The guillotine is a bladed device designed for carrying out executions by beheading. The structure of the device involves a tall, heavy frame from which a traditionally angled blade is suspended, with a movable collar at the bottom for the neck of the prisoner. In addition, most guillotines have a basket to receive the head so that it doesn't bounce or roll after being severed. During use, the condemned's neck is placed in the collar, which is closed so that the condemned is locked in place. The executioner releases a rope or lever that causes the blade to drop, severing the head of the condemned and causing a death that is very close to instantaneous.
The guillotine is famous for its use in France, and more specifically for the heavy wear it saw during the French Revolution and the Reign of Terror. Various forms of the guillotine have been in use since the 14th century, with Ireland and Scotland using a guillotine-like device called the Scottish Maiden, which used a straight rather than angled blade, and Italy and Switzerland employing similar tools in the 15th century. It was France, however, that refined the guillotine, introducing the classically angled blade and using the device almost exclusively for executions until 1977, when the guillotine claimed its last victim. Four years later, the death penalty was outlawed in France.
The guillotine was proposed by Doctor Joseph-Ignace Guillotin, a member of the Revolutionary National Assembly, in the early 1790s, because he felt that a mechanical device for execution would be more humane and efficient than previous methods. Prior to the introduction of the guillotine, members of the nobility were beheaded with swords or axes, which were sometimes blunt and required several blows to effect the execution. Peasants, on the other hand, were burned at the stake, broken on the wheel, or executed in some other inefficient, painful manner. The National Assembly also felt that the use of a uniform device for executions was more egalitarian, and the guillotine was adopted on 20 March 1792 and used almost exclusively until 1977. The only exception to execution by guillotine was for certain crimes against the security of the state, which were punished by firing squad.
Antoine Louis, a member of the Academy of Surgeons, is the man who first designed a functional guillotine, which was initially called a louison or louisette before the press adopted guillotine as the official moniker. Louis made several changes to a basic design that had been in existence for hundreds of years – he added the lunette, the two part circular collar used to hold the condemned's head in place, and the angled blade.
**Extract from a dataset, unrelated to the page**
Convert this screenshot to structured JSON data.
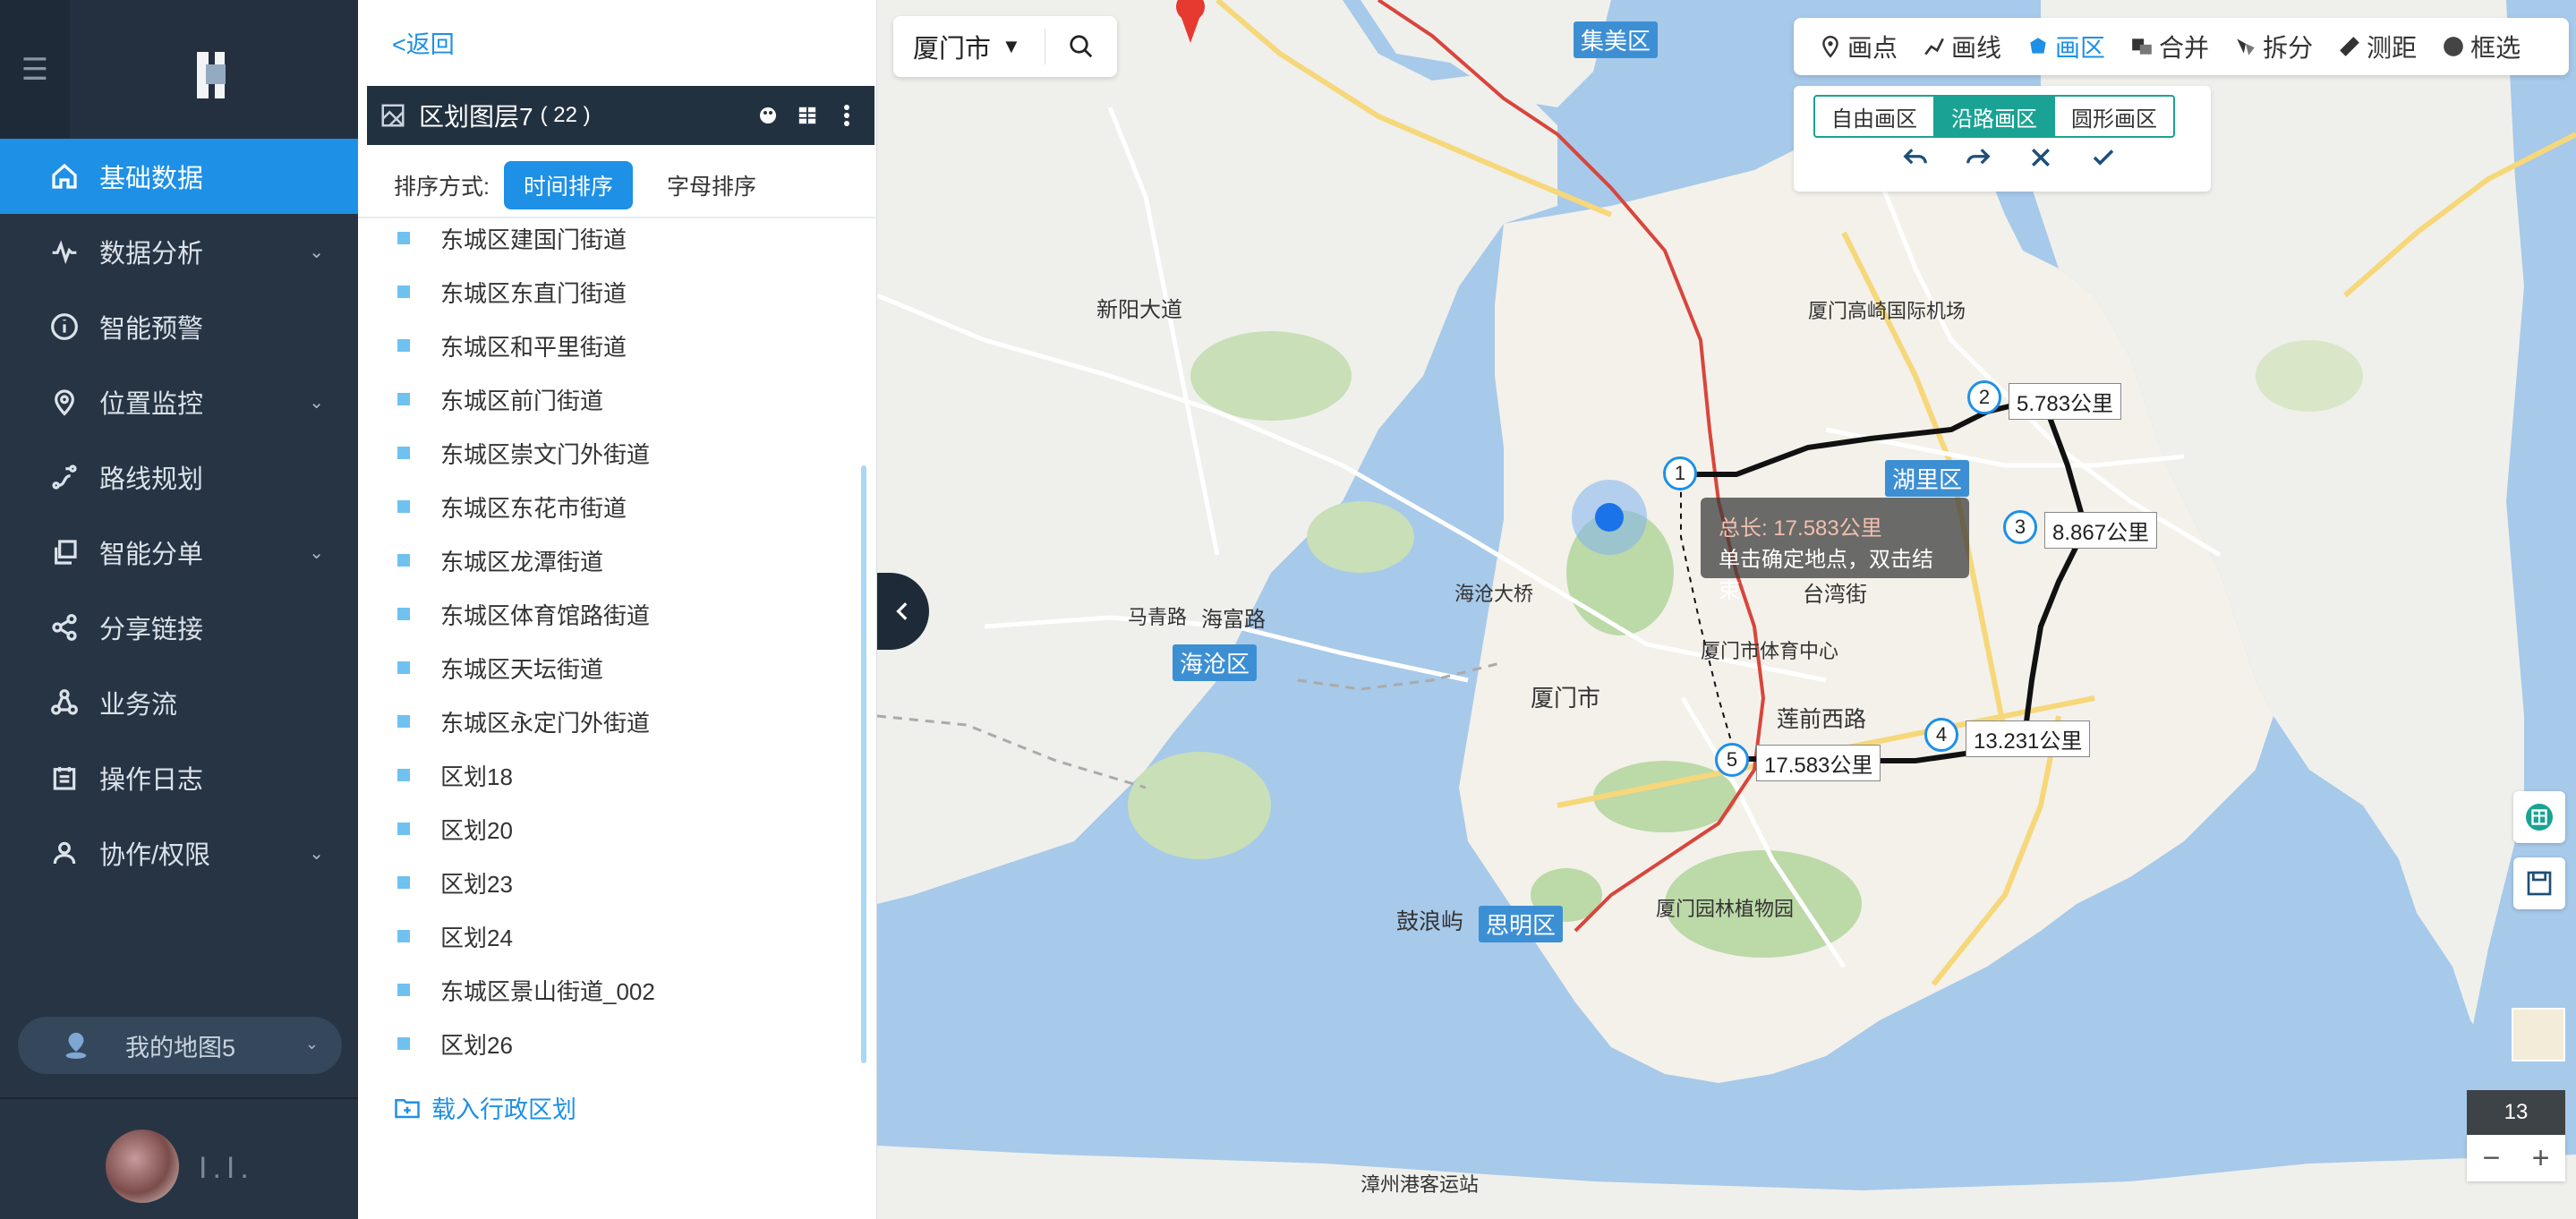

His device was first used on 25 April 1792 to execute Nicolas Pelletier, a notorious highwayman.
Many famous members of the French nobility were executed by guillotine during the reign of terror, which lasted from June 1793 to July 1794, notably Marie Antoinette, Louis XVI, and Maximilien Robespierre. It is unclear how many people were executed by guillotine during the Reign of Terror – estimates vary widely from 15,000 to 40,000. Most of these executions were carried out in public, and public executions continued in France until 1939.